- As for the relief corps, Hoynes says to expect an internal candidate — most likely, Cody Allen or Bryan Shaw — to be tapped as the closer. As MLBTR's Charlie Wilmoth has explained, Allen looks to profile as a worthy replacement for outgoing ninth inning man Chris Perez. Antonetti said that the team has "some talented pitchers in the back end of the bullpen." An opportunistic move on one of the closer types that are available in free agency is certainly possible, but seems not to rank atop the club's priorities.
- Indeed, a pricey spend on a closer may not make sense for a club that — according to Hoynes — projects to maintain a payroll in the $80MM range. With about $70MM already wrapped up after consider the team's arb-eligibles, Antonetti doesn't have a ton of room to work with. Though last year's free agent binge was made possible by ownership's TV network sale, Hoynes adds, the anticipated $25MM national broadcasting cash infusion will be enjoyed by every other club as well. It is worth noting, also, that the annual salaries of both of last year's big free agent signees — Nick Swisher and Michael Bourn — take big jumps this year ($4MM and $6.5MM, respectively), which accounts for a substantial part of the increased payroll pressure.

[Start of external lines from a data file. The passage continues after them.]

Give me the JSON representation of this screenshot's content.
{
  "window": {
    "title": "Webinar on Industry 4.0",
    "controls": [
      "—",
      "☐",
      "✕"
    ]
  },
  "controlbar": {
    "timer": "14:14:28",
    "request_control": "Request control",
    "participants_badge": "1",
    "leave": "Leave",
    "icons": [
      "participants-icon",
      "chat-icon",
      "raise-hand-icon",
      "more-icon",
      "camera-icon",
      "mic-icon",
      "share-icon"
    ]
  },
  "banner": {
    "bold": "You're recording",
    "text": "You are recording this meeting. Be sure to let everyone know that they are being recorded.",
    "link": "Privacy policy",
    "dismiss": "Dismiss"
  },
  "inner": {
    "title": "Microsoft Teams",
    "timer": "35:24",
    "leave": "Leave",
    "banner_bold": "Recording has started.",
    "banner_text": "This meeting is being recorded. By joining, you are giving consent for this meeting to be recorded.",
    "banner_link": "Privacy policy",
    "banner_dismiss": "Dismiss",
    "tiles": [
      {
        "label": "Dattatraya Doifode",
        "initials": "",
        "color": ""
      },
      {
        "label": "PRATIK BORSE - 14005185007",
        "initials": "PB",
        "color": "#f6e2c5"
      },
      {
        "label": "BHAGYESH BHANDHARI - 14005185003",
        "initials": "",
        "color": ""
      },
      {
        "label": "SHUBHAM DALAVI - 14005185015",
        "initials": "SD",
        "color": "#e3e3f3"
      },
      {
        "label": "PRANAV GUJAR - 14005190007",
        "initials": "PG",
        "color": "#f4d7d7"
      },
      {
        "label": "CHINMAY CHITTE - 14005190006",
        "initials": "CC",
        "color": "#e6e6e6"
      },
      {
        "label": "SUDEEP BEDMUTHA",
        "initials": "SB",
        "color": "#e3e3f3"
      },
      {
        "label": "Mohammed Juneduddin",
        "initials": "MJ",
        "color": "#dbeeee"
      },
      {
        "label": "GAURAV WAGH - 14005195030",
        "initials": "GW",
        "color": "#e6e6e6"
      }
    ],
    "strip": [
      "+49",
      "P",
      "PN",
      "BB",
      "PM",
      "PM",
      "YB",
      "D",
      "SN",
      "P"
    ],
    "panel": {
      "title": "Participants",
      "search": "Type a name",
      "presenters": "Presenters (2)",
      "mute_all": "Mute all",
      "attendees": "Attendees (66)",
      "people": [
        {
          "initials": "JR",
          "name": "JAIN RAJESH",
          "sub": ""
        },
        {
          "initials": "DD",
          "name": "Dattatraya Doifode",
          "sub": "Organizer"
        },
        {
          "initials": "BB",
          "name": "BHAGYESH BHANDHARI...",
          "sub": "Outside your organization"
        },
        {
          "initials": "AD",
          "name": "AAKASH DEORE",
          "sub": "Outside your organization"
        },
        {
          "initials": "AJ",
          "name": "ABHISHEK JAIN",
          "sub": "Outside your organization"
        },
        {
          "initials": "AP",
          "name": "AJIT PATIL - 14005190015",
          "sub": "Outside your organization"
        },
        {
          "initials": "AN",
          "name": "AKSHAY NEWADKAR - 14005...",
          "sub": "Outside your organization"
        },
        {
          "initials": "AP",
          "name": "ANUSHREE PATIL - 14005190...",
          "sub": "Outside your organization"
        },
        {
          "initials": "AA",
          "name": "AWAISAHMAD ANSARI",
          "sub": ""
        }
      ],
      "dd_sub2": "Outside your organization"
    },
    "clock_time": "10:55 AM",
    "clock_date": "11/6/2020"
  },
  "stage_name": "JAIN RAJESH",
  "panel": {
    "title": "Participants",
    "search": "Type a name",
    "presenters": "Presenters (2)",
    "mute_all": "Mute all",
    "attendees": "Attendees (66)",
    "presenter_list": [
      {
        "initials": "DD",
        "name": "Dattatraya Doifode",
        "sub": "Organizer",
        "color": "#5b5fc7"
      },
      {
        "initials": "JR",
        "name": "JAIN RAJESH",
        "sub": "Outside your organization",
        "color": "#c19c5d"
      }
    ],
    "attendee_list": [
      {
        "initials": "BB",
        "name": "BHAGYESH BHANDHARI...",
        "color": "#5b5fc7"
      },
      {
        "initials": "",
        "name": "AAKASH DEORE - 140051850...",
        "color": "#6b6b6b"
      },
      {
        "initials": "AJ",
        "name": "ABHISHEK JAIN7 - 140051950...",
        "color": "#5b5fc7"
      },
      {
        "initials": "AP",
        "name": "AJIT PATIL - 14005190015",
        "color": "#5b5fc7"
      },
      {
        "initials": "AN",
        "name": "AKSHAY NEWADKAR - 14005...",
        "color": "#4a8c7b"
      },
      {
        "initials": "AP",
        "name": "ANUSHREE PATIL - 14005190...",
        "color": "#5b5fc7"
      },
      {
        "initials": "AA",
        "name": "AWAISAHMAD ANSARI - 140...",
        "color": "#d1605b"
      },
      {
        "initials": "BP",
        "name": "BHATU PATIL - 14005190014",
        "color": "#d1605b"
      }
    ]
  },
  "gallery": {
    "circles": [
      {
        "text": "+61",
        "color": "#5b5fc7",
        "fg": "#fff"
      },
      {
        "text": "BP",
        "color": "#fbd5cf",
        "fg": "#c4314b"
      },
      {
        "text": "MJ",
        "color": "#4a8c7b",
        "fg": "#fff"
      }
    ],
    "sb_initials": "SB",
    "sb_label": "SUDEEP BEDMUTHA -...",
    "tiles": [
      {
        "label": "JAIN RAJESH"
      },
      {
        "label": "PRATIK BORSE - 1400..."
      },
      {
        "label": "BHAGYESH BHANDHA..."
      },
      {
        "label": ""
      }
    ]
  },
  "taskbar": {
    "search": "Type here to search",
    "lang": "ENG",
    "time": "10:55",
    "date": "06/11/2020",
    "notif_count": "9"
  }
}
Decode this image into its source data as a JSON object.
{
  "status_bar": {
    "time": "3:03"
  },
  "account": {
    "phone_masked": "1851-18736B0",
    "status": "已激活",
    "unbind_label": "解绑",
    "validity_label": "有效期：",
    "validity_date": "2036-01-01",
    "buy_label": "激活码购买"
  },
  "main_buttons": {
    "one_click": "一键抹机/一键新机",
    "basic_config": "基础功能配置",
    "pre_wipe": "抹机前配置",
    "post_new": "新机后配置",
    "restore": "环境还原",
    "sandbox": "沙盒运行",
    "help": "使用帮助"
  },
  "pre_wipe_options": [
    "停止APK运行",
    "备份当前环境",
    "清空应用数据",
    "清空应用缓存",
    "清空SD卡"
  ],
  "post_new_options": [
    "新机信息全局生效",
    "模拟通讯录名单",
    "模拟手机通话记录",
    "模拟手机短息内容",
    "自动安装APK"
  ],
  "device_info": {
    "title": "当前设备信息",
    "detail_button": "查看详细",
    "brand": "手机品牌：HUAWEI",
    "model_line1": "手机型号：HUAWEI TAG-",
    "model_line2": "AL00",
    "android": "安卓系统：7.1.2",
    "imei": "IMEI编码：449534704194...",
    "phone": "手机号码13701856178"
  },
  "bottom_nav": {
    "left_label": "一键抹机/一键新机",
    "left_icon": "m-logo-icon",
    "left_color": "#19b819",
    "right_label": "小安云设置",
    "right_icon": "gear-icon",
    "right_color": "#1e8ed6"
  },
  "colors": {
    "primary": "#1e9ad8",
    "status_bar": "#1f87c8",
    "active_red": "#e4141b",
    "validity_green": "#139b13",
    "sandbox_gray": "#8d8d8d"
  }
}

- Finally, look for the Indians to open discussions with Justin Masterson about an extension, says Hoynes. As he notes in the piece, MLBTR's Tim Dierkes recently opined that it would probably take a five year pact somewhere between the $65MM given John Danks and Jered Weaver's $85MM.